by Jeff Reichert and Farihah Zaman
Every Monday, two Reverse Shotters wipe the weekend from their bleary eyes and engage in a postmortem on the multiplex trash (good or bad) they took in.
As I settled in for Zack Snyder’s Sucker Punch, I realized that, thus far, I hadn’t had the pleasure of experiencing any of the action auteur’s previous films. His latest comes from a story of his own invention—what better introduction to one of the allegedly visionary cinematic talents of our time (at least if one occasionally trolls Entertainment Weekly or fanboy message boards) than his debut as a true writer/director?
Oh, would that we never devised this column so that I could have those two hours back. This lugubrious spectacle, in which Snyder sets five fetish objects to run amok in a computer-manufactured video game playland (did I spy the bridge from the penultimate level of Ninja Gaiden?), represents an offensive nadir of large-budgeted studio action filmmaking.
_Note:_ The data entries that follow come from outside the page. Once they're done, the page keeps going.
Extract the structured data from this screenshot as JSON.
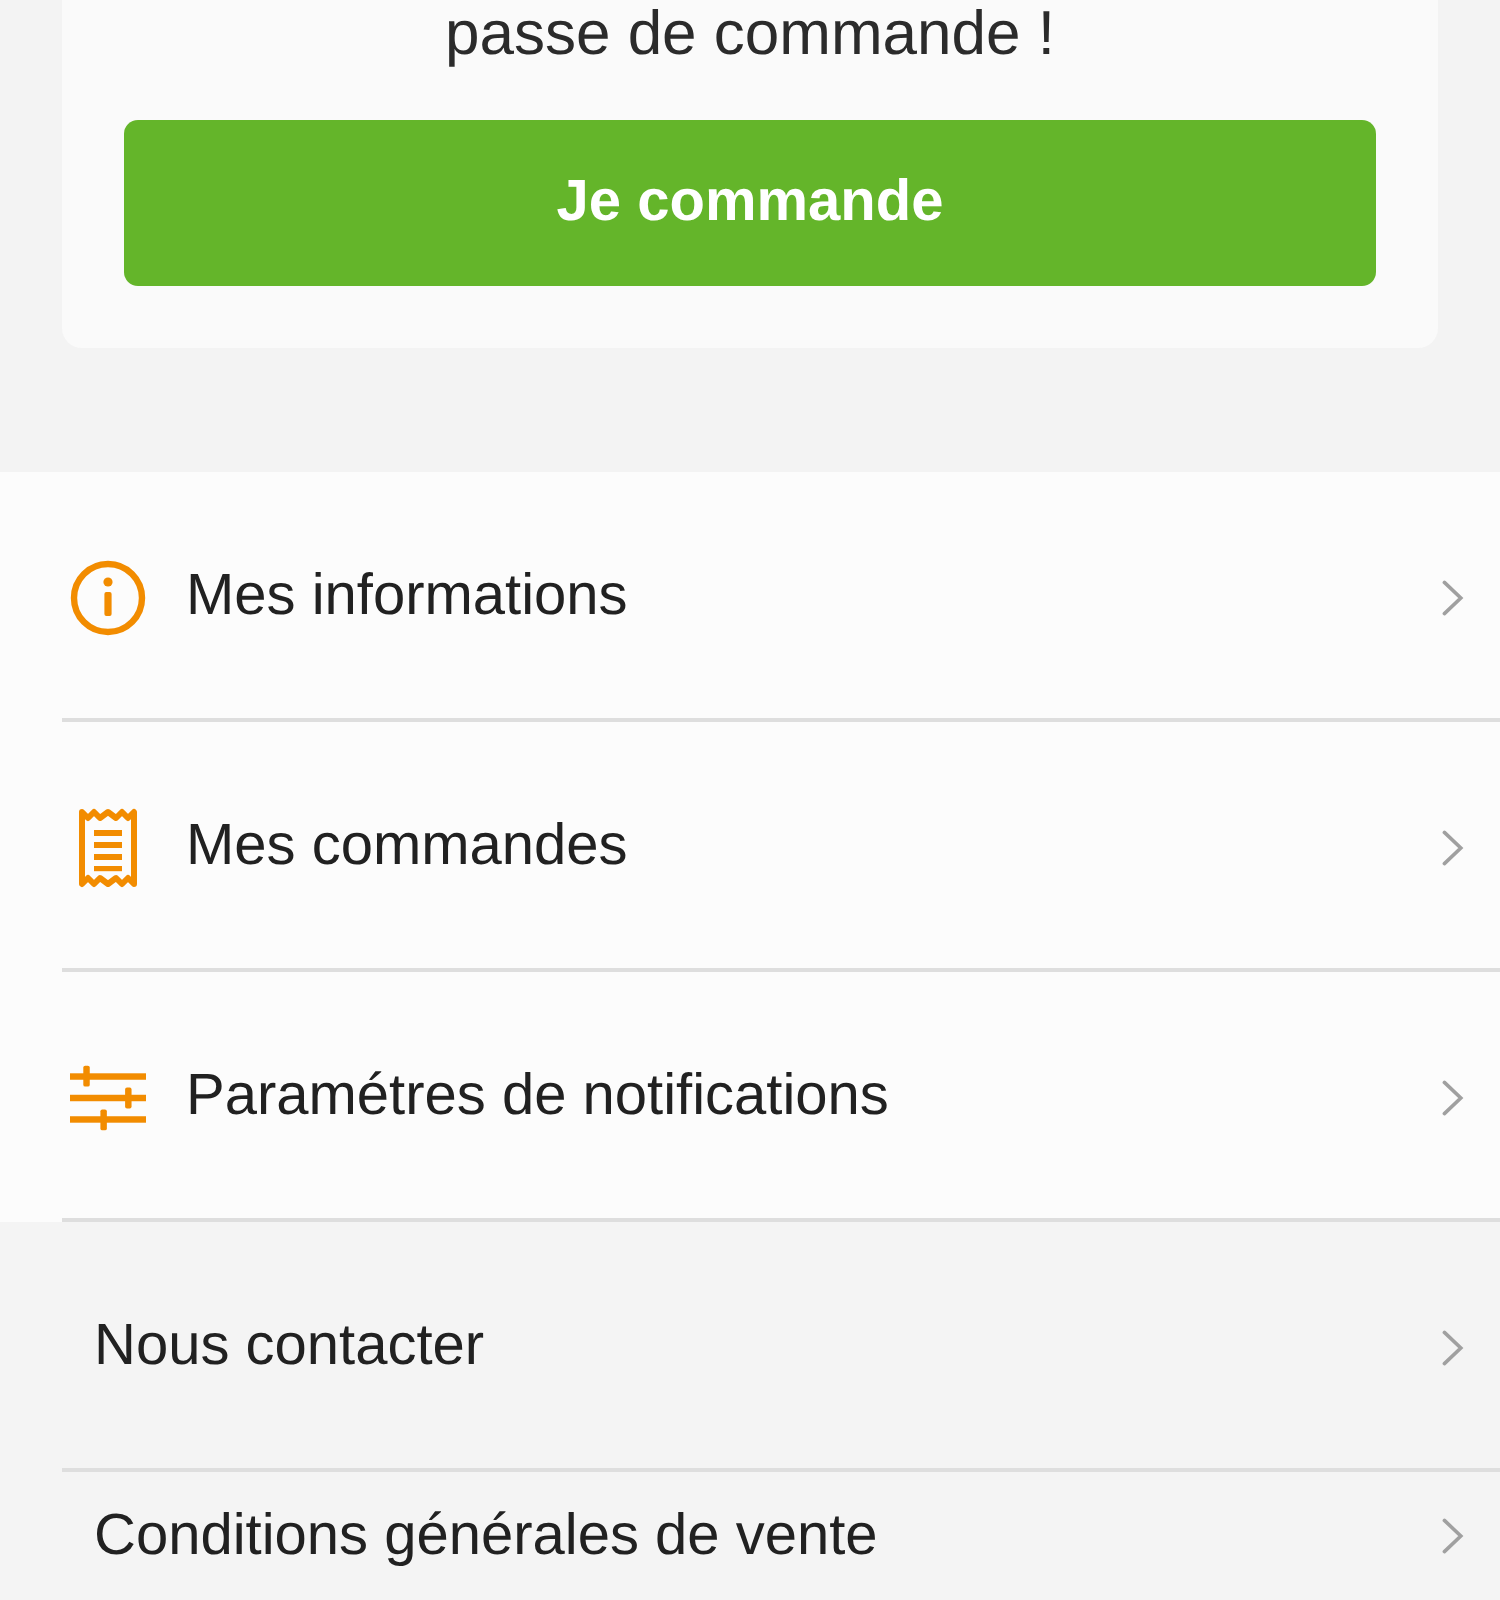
{
  "order_card": {
    "message": "passe de commande !",
    "button": "Je commande"
  },
  "account_menu": {
    "items": [
      {
        "kind": "info",
        "label": "Mes informations"
      },
      {
        "kind": "orders",
        "label": "Mes commandes"
      },
      {
        "kind": "notifications",
        "label": "Paramétres de notifications"
      }
    ]
  },
  "info_menu": {
    "items": [
      {
        "label": "Nous contacter"
      },
      {
        "label": "Conditions générales de vente"
      }
    ]
  }
}
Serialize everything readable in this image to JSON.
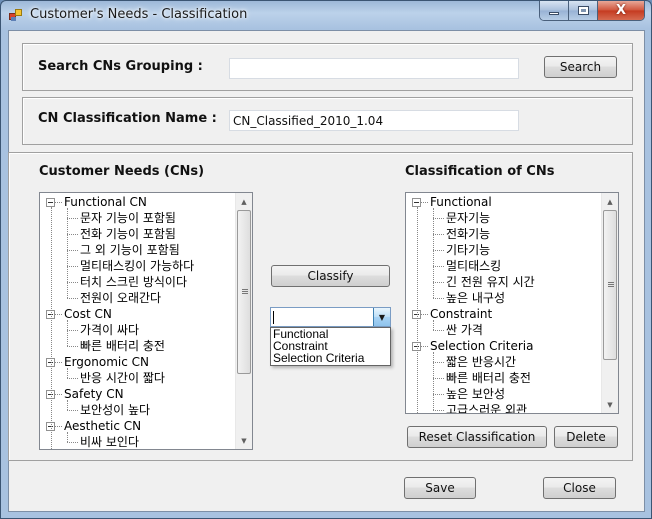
{
  "window": {
    "title": "Customer's Needs - Classification",
    "icons": {
      "app": "app-icon",
      "minimize": "minimize-icon",
      "maximize": "maximize-icon",
      "close": "close-icon"
    },
    "close_glyph": "X"
  },
  "search": {
    "label": "Search CNs Grouping :",
    "value": "",
    "placeholder": "",
    "button_label": "Search"
  },
  "classification_name": {
    "label": "CN Classification Name :",
    "value": "CN_Classified_2010_1.04"
  },
  "customer_needs": {
    "heading": "Customer Needs (CNs)",
    "groups": [
      {
        "label": "Functional CN",
        "expanded": true,
        "children": [
          "문자 기능이 포함됨",
          "전화 기능이 포함됨",
          "그 외 기능이 포함됨",
          "멀티태스킹이 가능하다",
          "터치 스크린 방식이다",
          "전원이 오래간다"
        ]
      },
      {
        "label": "Cost CN",
        "expanded": true,
        "children": [
          "가격이 싸다",
          "빠른 배터리 충전"
        ]
      },
      {
        "label": "Ergonomic CN",
        "expanded": true,
        "children": [
          "반응 시간이 짧다"
        ]
      },
      {
        "label": "Safety CN",
        "expanded": true,
        "children": [
          "보안성이 높다"
        ]
      },
      {
        "label": "Aesthetic CN",
        "expanded": true,
        "children": [
          "비싸 보인다"
        ]
      }
    ]
  },
  "classify": {
    "button_label": "Classify",
    "combo_value": "",
    "options": [
      "Functional",
      "Constraint",
      "Selection Criteria"
    ]
  },
  "classification": {
    "heading": "Classification of CNs",
    "groups": [
      {
        "label": "Functional",
        "expanded": true,
        "children": [
          "문자기능",
          "전화기능",
          "기타기능",
          "멀티태스킹",
          "긴 전원 유지 시간",
          "높은 내구성"
        ]
      },
      {
        "label": "Constraint",
        "expanded": true,
        "children": [
          "싼 가격"
        ]
      },
      {
        "label": "Selection Criteria",
        "expanded": true,
        "children": [
          "짧은 반응시간",
          "빠른 배터리 충전",
          "높은 보안성",
          "고급스러운 외관"
        ]
      }
    ],
    "reset_label": "Reset Classification",
    "delete_label": "Delete"
  },
  "footer": {
    "save_label": "Save",
    "close_label": "Close"
  }
}
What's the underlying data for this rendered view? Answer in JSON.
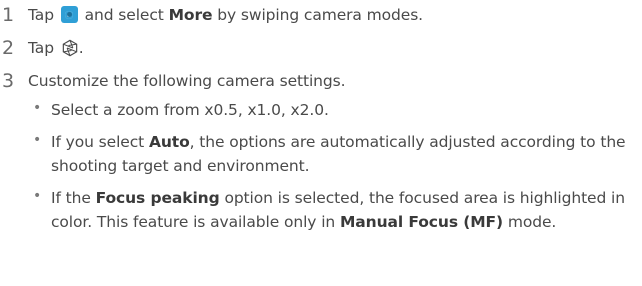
{
  "steps": [
    {
      "number": "1",
      "prefix": "Tap",
      "icon": "camera-app-icon",
      "middle": "and select",
      "bold": "More",
      "suffix": "by swiping camera modes."
    },
    {
      "number": "2",
      "prefix": "Tap",
      "icon": "aperture-settings-icon",
      "suffix": "."
    },
    {
      "number": "3",
      "text": "Customize the following camera settings."
    }
  ],
  "bullets": [
    {
      "marker": "•",
      "text": "Select a zoom from x0.5, x1.0, x2.0."
    },
    {
      "marker": "•",
      "pre": "If you select",
      "bold": "Auto",
      "post": ", the options are automatically adjusted according to the shooting target and environment."
    },
    {
      "marker": "•",
      "pre": "If the",
      "bold": "Focus peaking",
      "mid": "option is selected, the focused area is highlighted in color. This feature is available only in",
      "bold2": "Manual Focus (MF)",
      "post": "mode."
    }
  ],
  "colors": {
    "text": "#4a4a4a",
    "icon_blue": "#2f9fd6"
  }
}
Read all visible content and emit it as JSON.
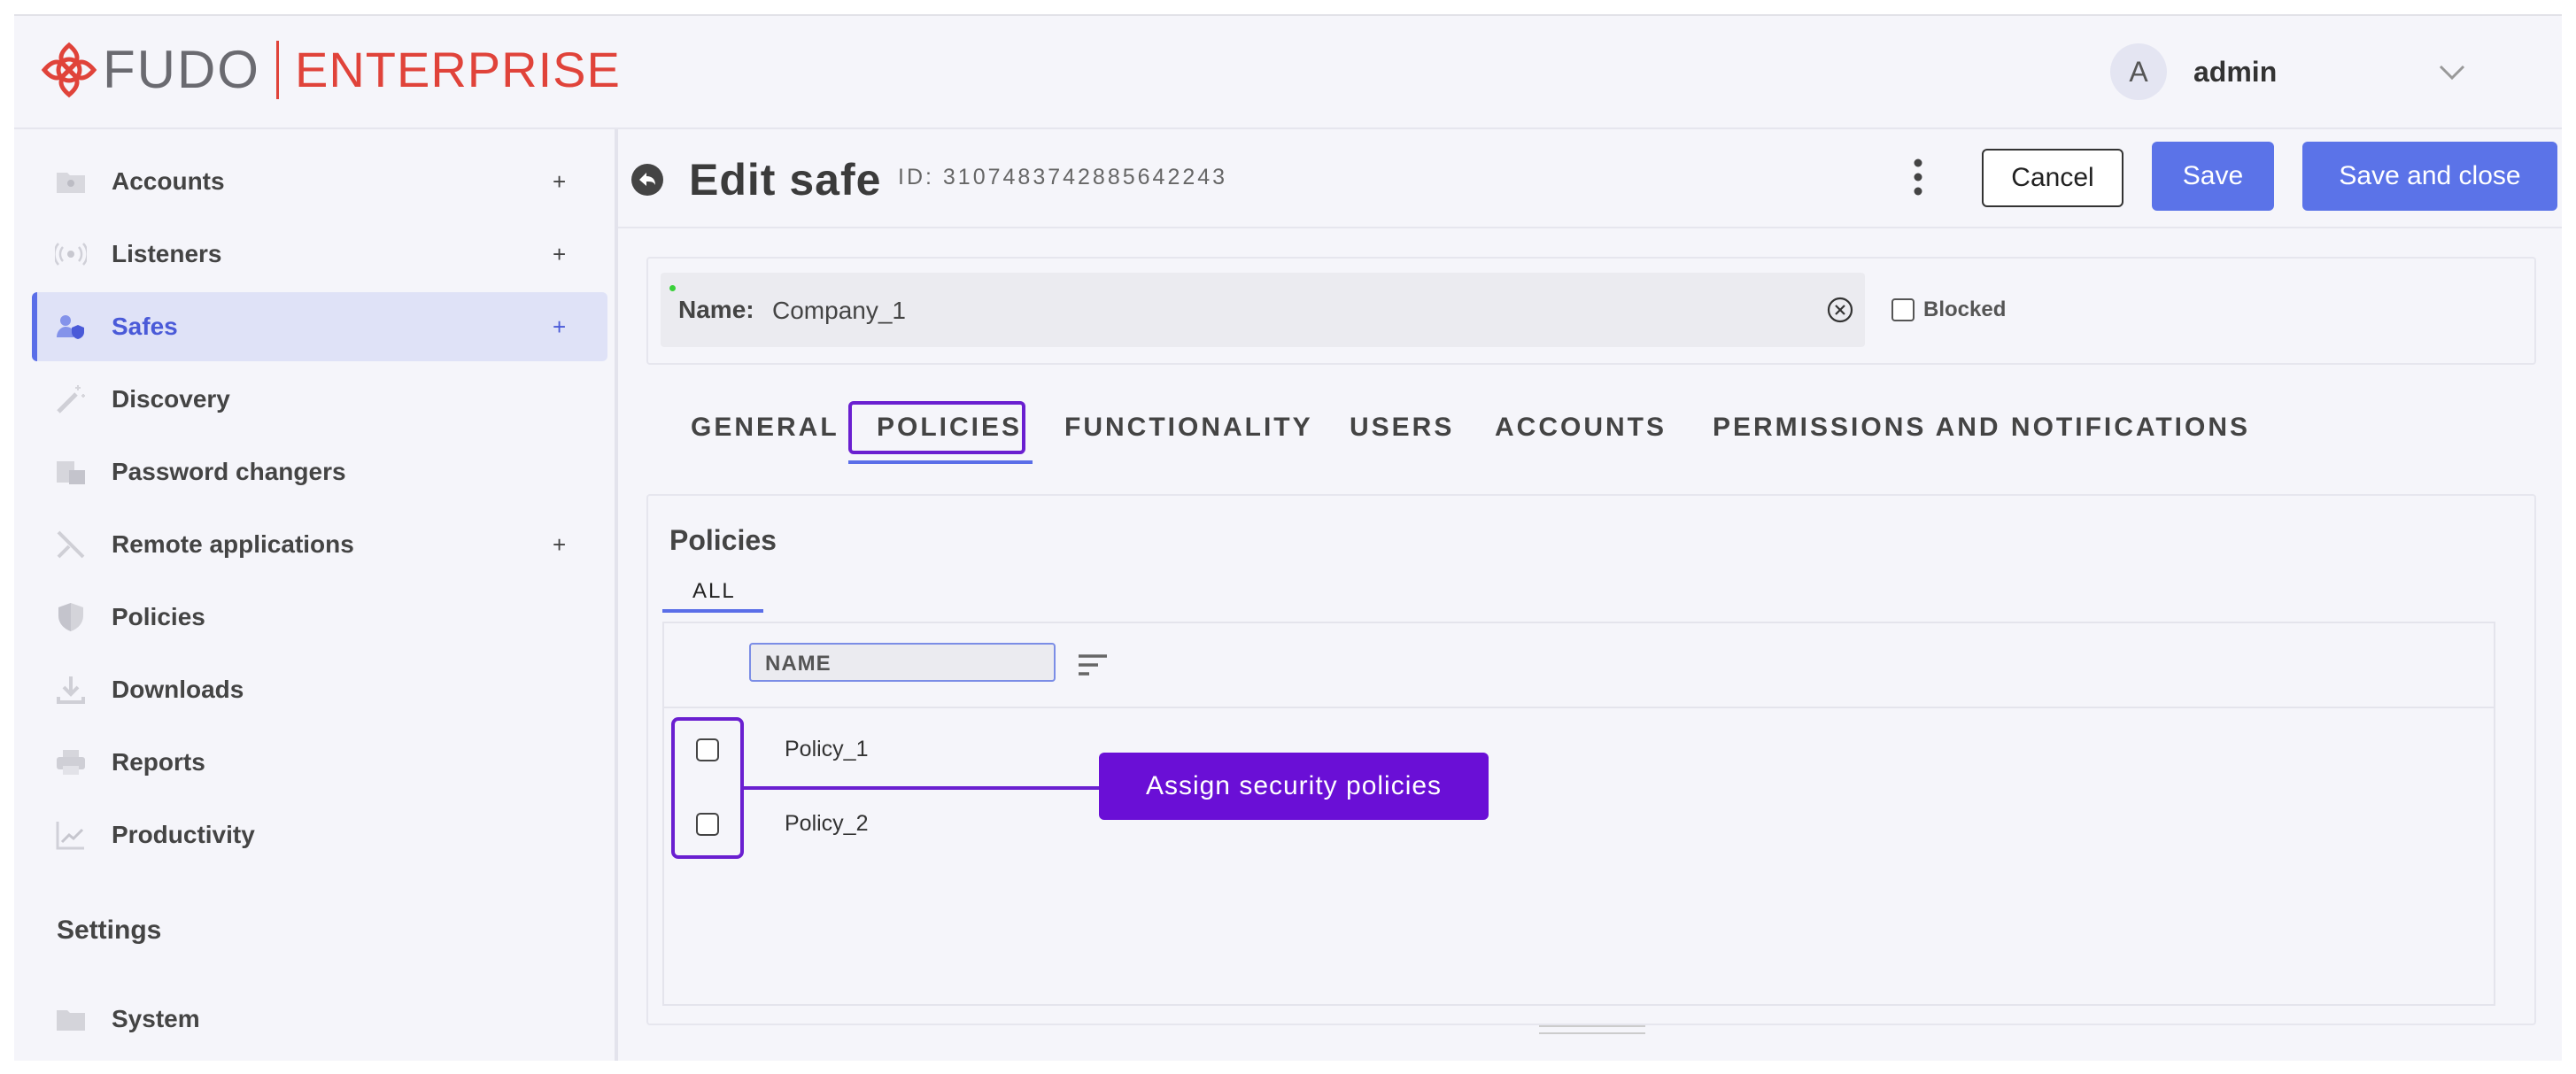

It exists at the intersection of overwhelming poor taste (lobotomized versions of classic pop songs “Where Is My Mind” “Sweet Dreams [Are Made of This]”), retrograde sexual politics (has there ever been a film so simultaneously titillated and terrified by female sexuality?) and a disinterest in the fundamentals of storytelling and character (try following this puppy’s Xbox demo logic, extra credit for caring to distinguish between the female leads). Snyder’s visual palette and style are coherent, his filmmaking tics (regular camera motion slowed down then slammed into shock cuts, the placement of the lens either as far away or as close as possible to its subject suggesting he’s elevated his disinclination towards narrative clarity to the level of an aesthetic tactic) are repeated enough to suggest that nothing here happened by accident. I’m sure nothing happens by chance in the painted worlds of Thomas Kinkade, either. Continue reading